(Beginning of Stored data)

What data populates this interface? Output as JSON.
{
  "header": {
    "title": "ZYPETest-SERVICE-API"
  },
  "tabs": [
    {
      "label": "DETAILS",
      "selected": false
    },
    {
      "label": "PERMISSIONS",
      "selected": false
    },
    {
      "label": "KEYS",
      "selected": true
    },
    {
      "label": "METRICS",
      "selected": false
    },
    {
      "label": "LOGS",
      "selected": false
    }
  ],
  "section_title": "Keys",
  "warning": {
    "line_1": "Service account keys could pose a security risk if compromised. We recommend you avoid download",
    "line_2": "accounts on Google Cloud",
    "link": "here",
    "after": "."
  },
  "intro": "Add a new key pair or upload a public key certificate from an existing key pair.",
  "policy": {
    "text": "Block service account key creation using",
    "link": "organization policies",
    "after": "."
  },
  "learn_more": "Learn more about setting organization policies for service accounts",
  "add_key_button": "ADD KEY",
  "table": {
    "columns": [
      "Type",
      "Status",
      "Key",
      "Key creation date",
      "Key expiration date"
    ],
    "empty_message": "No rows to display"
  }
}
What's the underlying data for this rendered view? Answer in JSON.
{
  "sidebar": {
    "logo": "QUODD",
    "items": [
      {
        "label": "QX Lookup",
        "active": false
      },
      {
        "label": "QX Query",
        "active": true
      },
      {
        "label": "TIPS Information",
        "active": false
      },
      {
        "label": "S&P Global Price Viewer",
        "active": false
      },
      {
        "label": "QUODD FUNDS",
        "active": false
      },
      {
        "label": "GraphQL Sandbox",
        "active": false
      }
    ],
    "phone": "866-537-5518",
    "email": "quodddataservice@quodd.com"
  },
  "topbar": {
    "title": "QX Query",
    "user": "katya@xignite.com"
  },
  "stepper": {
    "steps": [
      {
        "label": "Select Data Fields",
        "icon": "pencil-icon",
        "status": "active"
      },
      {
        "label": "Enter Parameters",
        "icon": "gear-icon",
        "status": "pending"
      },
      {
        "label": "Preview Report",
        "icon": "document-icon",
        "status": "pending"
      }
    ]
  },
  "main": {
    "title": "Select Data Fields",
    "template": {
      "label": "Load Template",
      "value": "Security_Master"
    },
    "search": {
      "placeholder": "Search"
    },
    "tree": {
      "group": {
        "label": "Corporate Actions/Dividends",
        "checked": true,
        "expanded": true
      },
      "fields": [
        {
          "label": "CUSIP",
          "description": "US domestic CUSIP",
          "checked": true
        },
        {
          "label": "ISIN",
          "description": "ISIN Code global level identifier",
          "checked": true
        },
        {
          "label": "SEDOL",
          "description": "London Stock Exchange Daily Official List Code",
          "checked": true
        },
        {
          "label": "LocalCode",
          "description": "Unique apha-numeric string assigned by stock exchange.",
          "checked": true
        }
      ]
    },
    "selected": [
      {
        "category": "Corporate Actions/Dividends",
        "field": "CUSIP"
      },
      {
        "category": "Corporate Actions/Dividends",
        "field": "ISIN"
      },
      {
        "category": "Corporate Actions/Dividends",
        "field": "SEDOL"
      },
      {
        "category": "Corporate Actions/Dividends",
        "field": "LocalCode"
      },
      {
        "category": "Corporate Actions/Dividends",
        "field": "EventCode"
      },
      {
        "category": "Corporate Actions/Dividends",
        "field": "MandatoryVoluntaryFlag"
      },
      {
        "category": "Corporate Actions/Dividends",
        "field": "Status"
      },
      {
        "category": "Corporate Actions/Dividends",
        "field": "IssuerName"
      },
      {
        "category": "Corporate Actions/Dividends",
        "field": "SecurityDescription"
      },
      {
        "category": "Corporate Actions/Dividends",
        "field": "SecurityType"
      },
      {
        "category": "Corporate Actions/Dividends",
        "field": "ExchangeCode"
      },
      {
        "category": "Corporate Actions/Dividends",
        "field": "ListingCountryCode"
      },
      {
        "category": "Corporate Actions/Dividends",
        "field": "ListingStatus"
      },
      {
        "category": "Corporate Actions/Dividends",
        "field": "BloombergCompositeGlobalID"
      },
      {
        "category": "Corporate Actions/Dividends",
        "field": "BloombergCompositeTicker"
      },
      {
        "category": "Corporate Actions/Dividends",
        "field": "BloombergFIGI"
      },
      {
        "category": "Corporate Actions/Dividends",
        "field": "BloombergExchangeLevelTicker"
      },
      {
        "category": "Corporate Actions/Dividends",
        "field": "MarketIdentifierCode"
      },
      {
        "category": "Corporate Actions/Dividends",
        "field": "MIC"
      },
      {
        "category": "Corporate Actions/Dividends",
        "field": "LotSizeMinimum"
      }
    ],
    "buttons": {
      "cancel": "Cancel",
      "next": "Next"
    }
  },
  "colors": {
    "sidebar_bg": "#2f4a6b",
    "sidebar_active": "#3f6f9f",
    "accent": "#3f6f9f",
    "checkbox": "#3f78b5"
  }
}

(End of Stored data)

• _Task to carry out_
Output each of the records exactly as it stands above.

• _Answer to this problem_
What data populates this interface? Output as JSON.
{
  "header": {
    "title": "ZYPETest-SERVICE-API"
  },
  "tabs": [
    {
      "label": "DETAILS",
      "selected": false
    },
    {
      "label": "PERMISSIONS",
      "selected": false
    },
    {
      "label": "KEYS",
      "selected": true
    },
    {
      "label": "METRICS",
      "selected": false
    },
    {
      "label": "LOGS",
      "selected": false
    }
  ],
  "section_title": "Keys",
  "warning": {
    "line_1": "Service account keys could pose a security risk if compromised. We recommend you avoid download",
    "line_2": "accounts on Google Cloud",
    "link": "here",
    "after": "."
  },
  "intro": "Add a new key pair or upload a public key certificate from an existing key pair.",
  "policy": {
    "text": "Block service account key creation using",
    "link": "organization policies",
    "after": "."
  },
  "learn_more": "Learn more about setting organization policies for service accounts",
  "add_key_button": "ADD KEY",
  "table": {
    "columns": [
      "Type",
      "Status",
      "Key",
      "Key creation date",
      "Key expiration date"
    ],
    "empty_message": "No rows to display"
  }
}
What's the underlying data for this rendered view? Answer in JSON.
{
  "sidebar": {
    "logo": "QUODD",
    "items": [
      {
        "label": "QX Lookup",
        "active": false
      },
      {
        "label": "QX Query",
        "active": true
      },
      {
        "label": "TIPS Information",
        "active": false
      },
      {
        "label": "S&P Global Price Viewer",
        "active": false
      },
      {
        "label": "QUODD FUNDS",
        "active": false
      },
      {
        "label": "GraphQL Sandbox",
        "active": false
      }
    ],
    "phone": "866-537-5518",
    "email": "quodddataservice@quodd.com"
  },
  "topbar": {
    "title": "QX Query",
    "user": "katya@xignite.com"
  },
  "stepper": {
    "steps": [
      {
        "label": "Select Data Fields",
        "icon": "pencil-icon",
        "status": "active"
      },
      {
        "label": "Enter Parameters",
        "icon": "gear-icon",
        "status": "pending"
      },
      {
        "label": "Preview Report",
        "icon": "document-icon",
        "status": "pending"
      }
    ]
  },
  "main": {
    "title": "Select Data Fields",
    "template": {
      "label": "Load Template",
      "value": "Security_Master"
    },
    "search": {
      "placeholder": "Search"
    },
    "tree": {
      "group": {
        "label": "Corporate Actions/Dividends",
        "checked": true,
        "expanded": true
      },
      "fields": [
        {
          "label": "CUSIP",
          "description": "US domestic CUSIP",
          "checked": true
        },
        {
          "label": "ISIN",
          "description": "ISIN Code global level identifier",
          "checked": true
        },
        {
          "label": "SEDOL",
          "description": "London Stock Exchange Daily Official List Code",
          "checked": true
        },
        {
          "label": "LocalCode",
          "description": "Unique apha-numeric string assigned by stock exchange.",
          "checked": true
        }
      ]
    },
    "selected": [
      {
        "category": "Corporate Actions/Dividends",
        "field": "CUSIP"
      },
      {
        "category": "Corporate Actions/Dividends",
        "field": "ISIN"
      },
      {
        "category": "Corporate Actions/Dividends",
        "field": "SEDOL"
      },
      {
        "category": "Corporate Actions/Dividends",
        "field": "LocalCode"
      },
      {
        "category": "Corporate Actions/Dividends",
        "field": "EventCode"
      },
      {
        "category": "Corporate Actions/Dividends",
        "field": "MandatoryVoluntaryFlag"
      },
      {
        "category": "Corporate Actions/Dividends",
        "field": "Status"
      },
      {
        "category": "Corporate Actions/Dividends",
        "field": "IssuerName"
      },
      {
        "category": "Corporate Actions/Dividends",
        "field": "SecurityDescription"
      },
      {
        "category": "Corporate Actions/Dividends",
        "field": "SecurityType"
      },
      {
        "category": "Corporate Actions/Dividends",
        "field": "ExchangeCode"
      },
      {
        "category": "Corporate Actions/Dividends",
        "field": "ListingCountryCode"
      },
      {
        "category": "Corporate Actions/Dividends",
        "field": "ListingStatus"
      },
      {
        "category": "Corporate Actions/Dividends",
        "field": "BloombergCompositeGlobalID"
      },
      {
        "category": "Corporate Actions/Dividends",
        "field": "BloombergCompositeTicker"
      },
      {
        "category": "Corporate Actions/Dividends",
        "field": "BloombergFIGI"
      },
      {
        "category": "Corporate Actions/Dividends",
        "field": "BloombergExchangeLevelTicker"
      },
      {
        "category": "Corporate Actions/Dividends",
        "field": "MarketIdentifierCode"
      },
      {
        "category": "Corporate Actions/Dividends",
        "field": "MIC"
      },
      {
        "category": "Corporate Actions/Dividends",
        "field": "LotSizeMinimum"
      }
    ],
    "buttons": {
      "cancel": "Cancel",
      "next": "Next"
    }
  },
  "colors": {
    "sidebar_bg": "#2f4a6b",
    "sidebar_active": "#3f6f9f",
    "accent": "#3f6f9f",
    "checkbox": "#3f78b5"
  }
}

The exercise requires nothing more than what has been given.